| EXERCISE INPUT |
◇ ◇ ◇ ◇
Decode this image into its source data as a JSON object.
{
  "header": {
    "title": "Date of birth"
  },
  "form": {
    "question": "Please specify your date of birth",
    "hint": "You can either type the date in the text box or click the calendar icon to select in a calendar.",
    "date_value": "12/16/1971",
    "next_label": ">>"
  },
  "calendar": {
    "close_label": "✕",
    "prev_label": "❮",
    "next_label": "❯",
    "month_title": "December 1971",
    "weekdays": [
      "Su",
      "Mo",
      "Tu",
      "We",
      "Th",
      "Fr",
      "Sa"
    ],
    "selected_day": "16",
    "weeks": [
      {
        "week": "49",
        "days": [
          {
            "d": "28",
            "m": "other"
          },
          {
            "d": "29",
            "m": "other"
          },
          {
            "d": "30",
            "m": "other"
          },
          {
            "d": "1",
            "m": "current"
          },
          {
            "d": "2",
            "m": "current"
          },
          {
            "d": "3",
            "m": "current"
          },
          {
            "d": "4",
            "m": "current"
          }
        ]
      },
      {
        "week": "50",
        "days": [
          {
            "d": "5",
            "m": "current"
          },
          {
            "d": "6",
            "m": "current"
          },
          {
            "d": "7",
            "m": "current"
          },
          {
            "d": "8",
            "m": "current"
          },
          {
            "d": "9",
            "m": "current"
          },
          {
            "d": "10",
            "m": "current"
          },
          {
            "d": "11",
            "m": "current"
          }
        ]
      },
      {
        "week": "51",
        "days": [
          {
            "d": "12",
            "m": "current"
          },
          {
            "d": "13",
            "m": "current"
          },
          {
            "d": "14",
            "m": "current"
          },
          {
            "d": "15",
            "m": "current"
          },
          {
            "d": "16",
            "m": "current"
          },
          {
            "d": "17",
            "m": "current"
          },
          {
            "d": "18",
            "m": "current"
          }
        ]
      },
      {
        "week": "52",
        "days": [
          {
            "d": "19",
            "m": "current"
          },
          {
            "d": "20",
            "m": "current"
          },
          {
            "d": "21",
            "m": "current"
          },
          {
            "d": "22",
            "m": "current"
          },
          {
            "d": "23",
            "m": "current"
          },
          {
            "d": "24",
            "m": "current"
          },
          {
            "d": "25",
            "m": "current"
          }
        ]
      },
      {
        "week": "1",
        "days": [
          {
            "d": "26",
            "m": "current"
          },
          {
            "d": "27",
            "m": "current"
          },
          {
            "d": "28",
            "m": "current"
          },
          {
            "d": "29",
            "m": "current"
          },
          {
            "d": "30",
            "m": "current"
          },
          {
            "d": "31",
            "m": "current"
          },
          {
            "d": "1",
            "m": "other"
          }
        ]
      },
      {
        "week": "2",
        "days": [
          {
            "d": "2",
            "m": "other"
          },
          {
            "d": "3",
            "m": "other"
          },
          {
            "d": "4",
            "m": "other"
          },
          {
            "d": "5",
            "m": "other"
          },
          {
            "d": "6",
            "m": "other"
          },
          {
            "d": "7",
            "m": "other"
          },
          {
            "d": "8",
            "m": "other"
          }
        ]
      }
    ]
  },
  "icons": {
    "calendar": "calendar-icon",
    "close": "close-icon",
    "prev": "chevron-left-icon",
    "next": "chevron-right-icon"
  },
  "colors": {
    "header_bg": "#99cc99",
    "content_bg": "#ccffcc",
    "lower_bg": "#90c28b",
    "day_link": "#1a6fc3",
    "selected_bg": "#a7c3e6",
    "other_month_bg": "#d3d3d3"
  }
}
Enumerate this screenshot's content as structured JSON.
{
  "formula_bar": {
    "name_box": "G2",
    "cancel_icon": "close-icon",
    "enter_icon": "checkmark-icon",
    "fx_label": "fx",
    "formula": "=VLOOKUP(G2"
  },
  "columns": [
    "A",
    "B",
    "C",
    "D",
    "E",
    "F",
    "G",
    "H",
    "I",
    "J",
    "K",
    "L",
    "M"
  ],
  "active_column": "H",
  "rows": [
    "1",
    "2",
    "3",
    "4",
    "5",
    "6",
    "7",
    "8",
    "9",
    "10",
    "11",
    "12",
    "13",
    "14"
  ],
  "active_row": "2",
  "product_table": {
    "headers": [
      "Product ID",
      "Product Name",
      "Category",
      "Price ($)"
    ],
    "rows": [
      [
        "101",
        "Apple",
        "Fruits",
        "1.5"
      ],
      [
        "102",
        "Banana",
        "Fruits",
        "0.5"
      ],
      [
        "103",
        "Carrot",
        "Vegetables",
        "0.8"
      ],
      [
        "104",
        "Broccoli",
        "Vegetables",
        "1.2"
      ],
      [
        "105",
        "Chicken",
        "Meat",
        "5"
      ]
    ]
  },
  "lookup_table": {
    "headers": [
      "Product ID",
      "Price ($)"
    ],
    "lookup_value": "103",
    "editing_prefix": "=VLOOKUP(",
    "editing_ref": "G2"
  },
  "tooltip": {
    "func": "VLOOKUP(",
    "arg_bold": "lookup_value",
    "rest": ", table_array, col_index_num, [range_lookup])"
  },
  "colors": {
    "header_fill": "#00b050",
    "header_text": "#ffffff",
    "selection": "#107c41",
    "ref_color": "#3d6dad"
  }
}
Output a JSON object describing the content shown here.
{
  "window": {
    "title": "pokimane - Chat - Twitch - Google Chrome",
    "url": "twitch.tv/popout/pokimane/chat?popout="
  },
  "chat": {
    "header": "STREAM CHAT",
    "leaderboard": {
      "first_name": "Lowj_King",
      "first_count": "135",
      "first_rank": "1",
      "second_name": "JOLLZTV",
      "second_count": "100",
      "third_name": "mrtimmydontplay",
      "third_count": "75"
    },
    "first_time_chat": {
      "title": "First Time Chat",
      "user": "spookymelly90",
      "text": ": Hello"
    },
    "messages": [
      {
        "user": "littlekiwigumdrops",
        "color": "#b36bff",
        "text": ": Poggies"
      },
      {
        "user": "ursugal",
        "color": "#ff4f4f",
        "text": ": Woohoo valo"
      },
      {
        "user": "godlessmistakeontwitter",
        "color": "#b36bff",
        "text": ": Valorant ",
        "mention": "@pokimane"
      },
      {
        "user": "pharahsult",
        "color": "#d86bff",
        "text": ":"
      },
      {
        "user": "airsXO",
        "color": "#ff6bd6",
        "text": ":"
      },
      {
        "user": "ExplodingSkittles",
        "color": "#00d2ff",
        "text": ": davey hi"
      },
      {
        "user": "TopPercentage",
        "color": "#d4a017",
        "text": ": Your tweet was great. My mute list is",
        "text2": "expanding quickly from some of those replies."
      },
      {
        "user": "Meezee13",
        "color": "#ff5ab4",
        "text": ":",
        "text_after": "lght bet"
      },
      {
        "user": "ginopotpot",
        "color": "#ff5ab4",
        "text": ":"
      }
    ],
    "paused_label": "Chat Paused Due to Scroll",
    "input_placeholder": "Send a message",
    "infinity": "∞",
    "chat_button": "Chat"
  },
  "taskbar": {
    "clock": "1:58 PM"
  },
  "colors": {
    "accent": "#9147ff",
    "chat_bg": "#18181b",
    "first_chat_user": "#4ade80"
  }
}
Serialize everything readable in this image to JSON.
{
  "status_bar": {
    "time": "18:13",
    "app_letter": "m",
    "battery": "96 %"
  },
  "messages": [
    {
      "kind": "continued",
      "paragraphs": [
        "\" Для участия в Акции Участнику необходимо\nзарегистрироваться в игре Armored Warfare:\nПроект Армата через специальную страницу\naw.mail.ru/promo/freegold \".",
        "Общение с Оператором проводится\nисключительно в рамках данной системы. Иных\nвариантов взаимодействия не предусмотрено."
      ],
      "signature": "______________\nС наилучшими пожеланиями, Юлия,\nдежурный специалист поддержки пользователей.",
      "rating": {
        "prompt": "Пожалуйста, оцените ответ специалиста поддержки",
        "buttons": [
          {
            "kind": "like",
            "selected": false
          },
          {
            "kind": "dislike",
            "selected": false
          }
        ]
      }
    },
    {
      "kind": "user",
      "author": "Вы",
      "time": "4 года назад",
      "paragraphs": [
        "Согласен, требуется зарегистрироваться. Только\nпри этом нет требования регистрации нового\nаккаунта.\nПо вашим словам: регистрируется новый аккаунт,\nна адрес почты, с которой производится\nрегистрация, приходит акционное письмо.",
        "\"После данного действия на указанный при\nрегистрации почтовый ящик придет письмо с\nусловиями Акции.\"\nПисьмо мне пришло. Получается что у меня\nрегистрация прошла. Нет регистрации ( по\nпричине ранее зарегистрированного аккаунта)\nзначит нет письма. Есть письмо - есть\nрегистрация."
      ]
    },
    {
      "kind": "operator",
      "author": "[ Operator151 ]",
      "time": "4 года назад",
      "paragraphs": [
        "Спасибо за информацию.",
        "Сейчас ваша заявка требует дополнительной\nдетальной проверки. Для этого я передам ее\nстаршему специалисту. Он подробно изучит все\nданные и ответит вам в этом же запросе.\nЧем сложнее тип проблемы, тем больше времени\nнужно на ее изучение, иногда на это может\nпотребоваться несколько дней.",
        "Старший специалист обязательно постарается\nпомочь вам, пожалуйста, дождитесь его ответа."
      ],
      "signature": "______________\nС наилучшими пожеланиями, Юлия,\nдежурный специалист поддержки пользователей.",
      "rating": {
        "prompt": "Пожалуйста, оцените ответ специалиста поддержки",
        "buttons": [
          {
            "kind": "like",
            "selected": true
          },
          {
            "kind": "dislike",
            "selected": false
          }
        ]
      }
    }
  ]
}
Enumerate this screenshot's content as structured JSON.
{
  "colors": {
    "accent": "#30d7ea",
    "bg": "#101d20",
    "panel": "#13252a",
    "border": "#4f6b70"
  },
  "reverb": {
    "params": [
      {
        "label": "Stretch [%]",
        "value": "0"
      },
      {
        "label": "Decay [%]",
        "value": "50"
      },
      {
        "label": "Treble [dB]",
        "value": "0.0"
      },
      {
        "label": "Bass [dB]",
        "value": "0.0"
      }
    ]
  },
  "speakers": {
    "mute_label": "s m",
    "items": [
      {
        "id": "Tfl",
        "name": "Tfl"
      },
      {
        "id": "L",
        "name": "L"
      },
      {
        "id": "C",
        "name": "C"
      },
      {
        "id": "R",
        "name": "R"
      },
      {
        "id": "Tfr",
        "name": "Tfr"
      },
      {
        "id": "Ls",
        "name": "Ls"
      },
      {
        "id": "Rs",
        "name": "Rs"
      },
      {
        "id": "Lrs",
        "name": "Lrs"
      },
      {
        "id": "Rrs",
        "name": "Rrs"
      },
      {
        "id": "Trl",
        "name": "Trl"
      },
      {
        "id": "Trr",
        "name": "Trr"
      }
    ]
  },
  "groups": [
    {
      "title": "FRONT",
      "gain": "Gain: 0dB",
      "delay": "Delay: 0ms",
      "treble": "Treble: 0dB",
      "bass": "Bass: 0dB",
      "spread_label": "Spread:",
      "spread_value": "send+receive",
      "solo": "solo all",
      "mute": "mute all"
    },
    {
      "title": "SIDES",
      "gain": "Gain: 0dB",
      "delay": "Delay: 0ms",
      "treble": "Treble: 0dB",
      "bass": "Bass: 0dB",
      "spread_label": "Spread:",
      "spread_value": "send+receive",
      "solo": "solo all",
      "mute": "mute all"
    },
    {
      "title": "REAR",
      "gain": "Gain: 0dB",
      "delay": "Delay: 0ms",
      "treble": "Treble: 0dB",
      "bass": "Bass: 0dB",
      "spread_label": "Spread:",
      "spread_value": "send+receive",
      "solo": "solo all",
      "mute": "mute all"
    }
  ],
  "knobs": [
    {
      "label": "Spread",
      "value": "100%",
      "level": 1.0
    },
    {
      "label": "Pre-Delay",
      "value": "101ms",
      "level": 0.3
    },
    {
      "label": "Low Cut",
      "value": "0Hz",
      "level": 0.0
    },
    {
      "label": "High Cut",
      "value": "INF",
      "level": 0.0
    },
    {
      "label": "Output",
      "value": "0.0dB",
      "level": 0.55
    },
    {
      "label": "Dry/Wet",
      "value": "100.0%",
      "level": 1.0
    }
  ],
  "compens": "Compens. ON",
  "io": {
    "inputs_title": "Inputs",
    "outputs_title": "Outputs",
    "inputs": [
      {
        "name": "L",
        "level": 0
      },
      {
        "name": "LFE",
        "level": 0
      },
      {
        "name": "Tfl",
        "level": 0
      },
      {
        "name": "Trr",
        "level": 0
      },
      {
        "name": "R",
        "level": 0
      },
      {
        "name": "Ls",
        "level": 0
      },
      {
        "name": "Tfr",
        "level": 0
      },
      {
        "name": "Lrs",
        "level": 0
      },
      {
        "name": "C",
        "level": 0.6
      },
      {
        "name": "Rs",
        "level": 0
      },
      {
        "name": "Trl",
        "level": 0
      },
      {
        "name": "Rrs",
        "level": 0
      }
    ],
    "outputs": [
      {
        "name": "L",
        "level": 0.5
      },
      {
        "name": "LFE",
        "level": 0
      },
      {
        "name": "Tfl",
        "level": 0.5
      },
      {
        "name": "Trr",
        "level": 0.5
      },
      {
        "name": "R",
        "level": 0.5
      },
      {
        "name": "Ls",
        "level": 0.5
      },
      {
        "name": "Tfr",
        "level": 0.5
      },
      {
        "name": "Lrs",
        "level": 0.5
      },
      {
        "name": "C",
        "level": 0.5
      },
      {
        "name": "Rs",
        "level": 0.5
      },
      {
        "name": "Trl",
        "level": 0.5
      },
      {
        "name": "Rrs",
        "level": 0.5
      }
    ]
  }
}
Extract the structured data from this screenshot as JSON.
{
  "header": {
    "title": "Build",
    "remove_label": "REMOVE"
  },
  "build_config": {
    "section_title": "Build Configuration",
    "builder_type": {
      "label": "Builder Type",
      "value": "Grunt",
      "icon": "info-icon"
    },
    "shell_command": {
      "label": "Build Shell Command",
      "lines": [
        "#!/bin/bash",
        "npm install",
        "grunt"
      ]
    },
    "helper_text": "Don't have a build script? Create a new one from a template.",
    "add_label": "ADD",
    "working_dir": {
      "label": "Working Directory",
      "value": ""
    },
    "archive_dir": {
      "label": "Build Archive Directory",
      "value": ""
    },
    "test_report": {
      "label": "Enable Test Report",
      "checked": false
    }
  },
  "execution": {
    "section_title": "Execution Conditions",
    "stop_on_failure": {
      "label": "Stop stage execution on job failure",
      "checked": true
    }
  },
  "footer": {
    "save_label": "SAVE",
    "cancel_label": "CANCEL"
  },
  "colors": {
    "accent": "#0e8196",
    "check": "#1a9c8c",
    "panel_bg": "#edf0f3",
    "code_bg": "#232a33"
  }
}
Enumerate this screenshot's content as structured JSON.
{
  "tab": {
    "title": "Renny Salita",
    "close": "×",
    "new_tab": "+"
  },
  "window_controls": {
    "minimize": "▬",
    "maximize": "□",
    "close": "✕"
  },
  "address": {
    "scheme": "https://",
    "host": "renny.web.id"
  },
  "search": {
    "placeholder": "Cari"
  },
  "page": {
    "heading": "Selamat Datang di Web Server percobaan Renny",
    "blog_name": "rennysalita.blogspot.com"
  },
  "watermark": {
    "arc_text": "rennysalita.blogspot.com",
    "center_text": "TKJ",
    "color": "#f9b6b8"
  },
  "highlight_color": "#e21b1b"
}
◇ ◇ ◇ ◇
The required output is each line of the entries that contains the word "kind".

| SOLUTION TO THE PROBLEM |
      "kind": "continued",
            "kind": "like",
            "kind": "dislike",
      "kind": "user",
      "kind": "operator",
            "kind": "like",
            "kind": "dislike",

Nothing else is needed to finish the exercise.